New Labour’s regeneration in preparation for the 2012 Olympic Games, and how local schemes are set to affect current residents, has interested me since director Anthony Wonke first broached the subject in his BBC documentary ‘The Tower’: an observational piece on a council estate in south east London. While volunteering at a shelter in Deptford, I took the opportunity to gauge an unmediated local response to the gentrification of the area.

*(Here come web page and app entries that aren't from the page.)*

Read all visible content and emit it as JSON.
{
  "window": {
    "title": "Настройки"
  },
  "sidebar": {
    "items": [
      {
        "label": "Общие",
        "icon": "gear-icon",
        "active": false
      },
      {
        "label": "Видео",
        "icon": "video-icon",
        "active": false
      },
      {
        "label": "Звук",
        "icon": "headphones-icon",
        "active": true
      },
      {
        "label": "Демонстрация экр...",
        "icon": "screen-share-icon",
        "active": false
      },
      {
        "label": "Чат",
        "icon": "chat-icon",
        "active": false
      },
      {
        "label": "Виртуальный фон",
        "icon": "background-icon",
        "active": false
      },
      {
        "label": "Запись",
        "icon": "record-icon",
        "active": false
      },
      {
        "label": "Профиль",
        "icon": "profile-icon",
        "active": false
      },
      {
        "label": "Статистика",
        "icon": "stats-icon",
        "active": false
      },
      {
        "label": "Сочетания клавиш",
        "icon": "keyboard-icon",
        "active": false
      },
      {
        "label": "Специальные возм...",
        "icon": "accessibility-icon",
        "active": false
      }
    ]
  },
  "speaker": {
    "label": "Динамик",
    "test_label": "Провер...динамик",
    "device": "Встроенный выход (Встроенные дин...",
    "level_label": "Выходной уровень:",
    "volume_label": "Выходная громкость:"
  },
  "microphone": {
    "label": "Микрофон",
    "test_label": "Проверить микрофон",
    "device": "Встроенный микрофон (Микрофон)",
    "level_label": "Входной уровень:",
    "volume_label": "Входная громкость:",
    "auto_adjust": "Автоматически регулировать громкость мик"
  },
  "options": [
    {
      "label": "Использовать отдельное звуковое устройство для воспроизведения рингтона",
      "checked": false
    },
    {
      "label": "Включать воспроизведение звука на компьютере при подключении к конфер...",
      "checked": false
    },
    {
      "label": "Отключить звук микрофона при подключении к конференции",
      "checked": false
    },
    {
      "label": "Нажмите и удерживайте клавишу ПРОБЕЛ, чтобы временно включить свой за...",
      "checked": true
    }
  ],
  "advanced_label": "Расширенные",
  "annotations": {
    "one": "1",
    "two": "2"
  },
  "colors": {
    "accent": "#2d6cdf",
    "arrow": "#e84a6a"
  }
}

Jack Mills, 87, who lives in an estate next to the Pepys tower block that was sold on to Berkeley Homes featured in the programme, was one of the shelter’s guests during my time there. He talked to me of how he believes that “all the government want to do is a big clean, moving all the poor people that have lived here for ages to house the “new regeneration” rich people looking for a view of the river”. Jack identifies why he believes Deptford is being targeted for urban renewal: for commuters from the business district Canary Wharf looking for a quick journey in, a nice view of the Thames and easy access to affluent Greenwich. Deptford was named an ‘Opportunity Area’ in the London Plan with the potential for 1,000 homes, a scheme however that would seem to be exclusively benefiting new residents, with 250 of these from the same renovated tower block with a starting price of £300,000. Jack moved to the area after returning from serving in the Second World War, and is all too aware of its considerable poverty problems. It is only now he feels his residence there is under threat: “well, we don’t look that good for business do we? Eventually they will move us out to make those staying in Deptford feel more comfortable about being in such a dangerous neighbourhood”. Jack believes he will be just one of many casualties of the government’s regeneration, though a spokesperson from Lewisham Council has said in response that there are “5,000 equal opportunity jobs created from the plan in the Deptford area”: plans which are not “temporary solutions in the 2012 preparation”.